Produce one exact copy of the records, no pictures.

(Stored items)
= Beginning of Section =

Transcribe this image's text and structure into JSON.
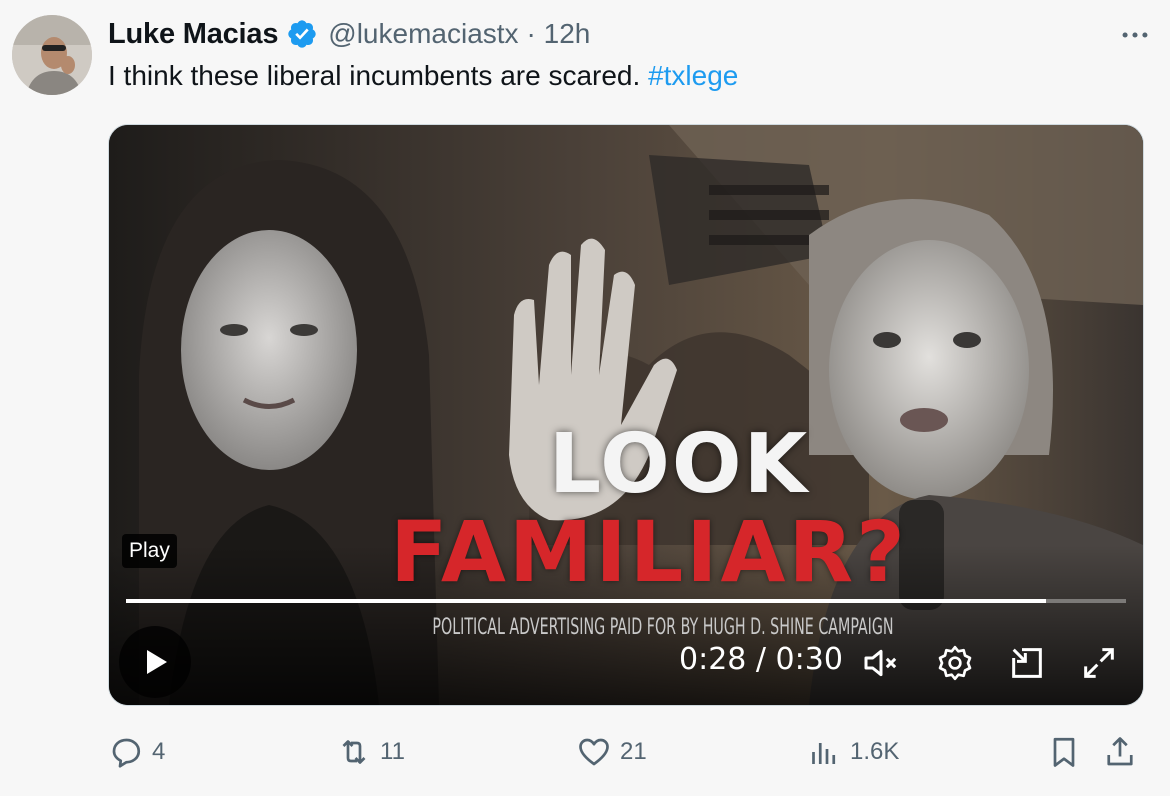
{
  "author": {
    "name": "Luke Macias",
    "handle": "@lukemaciastx",
    "time": "· 12h",
    "verified": true
  },
  "tweet": {
    "text": "I think these liberal incumbents are scared. ",
    "hashtag": "#txlege"
  },
  "video": {
    "overlay_line1": "LOOK",
    "overlay_line2": "FAMILIAR?",
    "disclaimer": "POLITICAL ADVERTISING PAID FOR BY HUGH D. SHINE CAMPAIGN",
    "tooltip": "Play",
    "time_display": "0:28 / 0:30",
    "progress_fraction": 0.92
  },
  "actions": {
    "replies": "4",
    "reposts": "11",
    "likes": "21",
    "views": "1.6K"
  },
  "colors": {
    "accent": "#1d9bf0",
    "muted": "#536471",
    "overlay_red": "#d6262a"
  },
  "icons": [
    "verified-badge-icon",
    "more-icon",
    "play-icon",
    "mute-icon",
    "settings-icon",
    "pip-icon",
    "fullscreen-icon",
    "reply-icon",
    "repost-icon",
    "like-icon",
    "views-icon",
    "bookmark-icon",
    "share-icon"
  ]
}
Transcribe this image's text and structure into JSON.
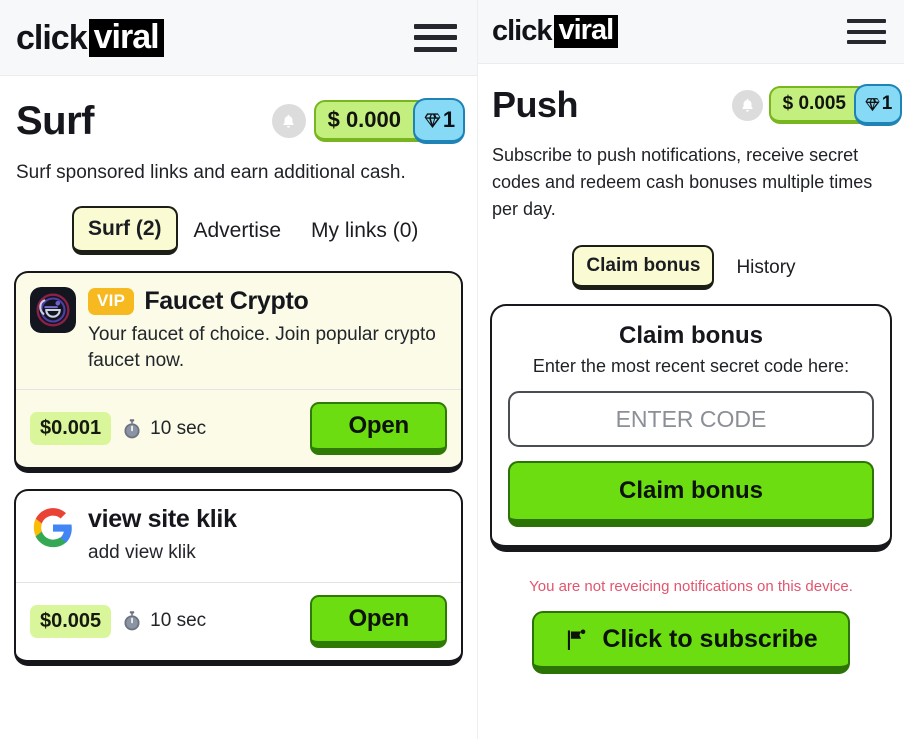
{
  "brand": {
    "part1": "click",
    "part2": "viral"
  },
  "icons": {
    "menu": "hamburger-menu-icon",
    "bell": "bell-icon",
    "gem": "gem-icon",
    "stopwatch": "stopwatch-icon",
    "flag": "flag-icon",
    "google": "google-logo-icon",
    "faucet": "faucet-crypto-logo-icon"
  },
  "colors": {
    "accent_green": "#6cdd10",
    "pill_green": "#c3ef7e",
    "price_green": "#d9f79a",
    "gem_blue": "#86daf5",
    "vip_amber": "#f6b91f",
    "tab_active": "#fafbd2",
    "notice_red": "#e2556e",
    "header_bg": "#f7f8fa"
  },
  "surf": {
    "title": "Surf",
    "balance": {
      "cash": "$ 0.000",
      "gems": "1"
    },
    "description": "Surf sponsored links and earn additional cash.",
    "tabs": [
      {
        "label": "Surf (2)",
        "active": true
      },
      {
        "label": "Advertise",
        "active": false
      },
      {
        "label": "My links (0)",
        "active": false
      }
    ],
    "offers": [
      {
        "vip": "VIP",
        "title": "Faucet Crypto",
        "description": "Your faucet of choice. Join popular crypto faucet now.",
        "price": "$0.001",
        "duration": "10 sec",
        "action": "Open",
        "icon": "faucet-crypto-logo-icon"
      },
      {
        "vip": "",
        "title": "view site klik",
        "description": "add view klik",
        "price": "$0.005",
        "duration": "10 sec",
        "action": "Open",
        "icon": "google-logo-icon"
      }
    ]
  },
  "push": {
    "title": "Push",
    "balance": {
      "cash": "$ 0.005",
      "gems": "1"
    },
    "description": "Subscribe to push notifications, receive secret codes and redeem cash bonuses multiple times per day.",
    "tabs": [
      {
        "label": "Claim bonus",
        "active": true
      },
      {
        "label": "History",
        "active": false
      }
    ],
    "bonus_card": {
      "title": "Claim bonus",
      "subtitle": "Enter the most recent secret code here:",
      "input_value": "",
      "input_placeholder": "ENTER CODE",
      "submit_label": "Claim bonus"
    },
    "notice": "You are not reveicing notifications on this device.",
    "subscribe_label": "Click to subscribe"
  }
}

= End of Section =

### [COMPLETED TASK]
Transcribe this image's text and structure into JSON.
{
  "author": {
    "name": "Luke Macias",
    "handle": "@lukemaciastx",
    "time": "· 12h",
    "verified": true
  },
  "tweet": {
    "text": "I think these liberal incumbents are scared. ",
    "hashtag": "#txlege"
  },
  "video": {
    "overlay_line1": "LOOK",
    "overlay_line2": "FAMILIAR?",
    "disclaimer": "POLITICAL ADVERTISING PAID FOR BY HUGH D. SHINE CAMPAIGN",
    "tooltip": "Play",
    "time_display": "0:28 / 0:30",
    "progress_fraction": 0.92
  },
  "actions": {
    "replies": "4",
    "reposts": "11",
    "likes": "21",
    "views": "1.6K"
  },
  "colors": {
    "accent": "#1d9bf0",
    "muted": "#536471",
    "overlay_red": "#d6262a"
  },
  "icons": [
    "verified-badge-icon",
    "more-icon",
    "play-icon",
    "mute-icon",
    "settings-icon",
    "pip-icon",
    "fullscreen-icon",
    "reply-icon",
    "repost-icon",
    "like-icon",
    "views-icon",
    "bookmark-icon",
    "share-icon"
  ]
}
Transcribe this image's text and structure into JSON.
{
  "brand": {
    "part1": "click",
    "part2": "viral"
  },
  "icons": {
    "menu": "hamburger-menu-icon",
    "bell": "bell-icon",
    "gem": "gem-icon",
    "stopwatch": "stopwatch-icon",
    "flag": "flag-icon",
    "google": "google-logo-icon",
    "faucet": "faucet-crypto-logo-icon"
  },
  "colors": {
    "accent_green": "#6cdd10",
    "pill_green": "#c3ef7e",
    "price_green": "#d9f79a",
    "gem_blue": "#86daf5",
    "vip_amber": "#f6b91f",
    "tab_active": "#fafbd2",
    "notice_red": "#e2556e",
    "header_bg": "#f7f8fa"
  },
  "surf": {
    "title": "Surf",
    "balance": {
      "cash": "$ 0.000",
      "gems": "1"
    },
    "description": "Surf sponsored links and earn additional cash.",
    "tabs": [
      {
        "label": "Surf (2)",
        "active": true
      },
      {
        "label": "Advertise",
        "active": false
      },
      {
        "label": "My links (0)",
        "active": false
      }
    ],
    "offers": [
      {
        "vip": "VIP",
        "title": "Faucet Crypto",
        "description": "Your faucet of choice. Join popular crypto faucet now.",
        "price": "$0.001",
        "duration": "10 sec",
        "action": "Open",
        "icon": "faucet-crypto-logo-icon"
      },
      {
        "vip": "",
        "title": "view site klik",
        "description": "add view klik",
        "price": "$0.005",
        "duration": "10 sec",
        "action": "Open",
        "icon": "google-logo-icon"
      }
    ]
  },
  "push": {
    "title": "Push",
    "balance": {
      "cash": "$ 0.005",
      "gems": "1"
    },
    "description": "Subscribe to push notifications, receive secret codes and redeem cash bonuses multiple times per day.",
    "tabs": [
      {
        "label": "Claim bonus",
        "active": true
      },
      {
        "label": "History",
        "active": false
      }
    ],
    "bonus_card": {
      "title": "Claim bonus",
      "subtitle": "Enter the most recent secret code here:",
      "input_value": "",
      "input_placeholder": "ENTER CODE",
      "submit_label": "Claim bonus"
    },
    "notice": "You are not reveicing notifications on this device.",
    "subscribe_label": "Click to subscribe"
  }
}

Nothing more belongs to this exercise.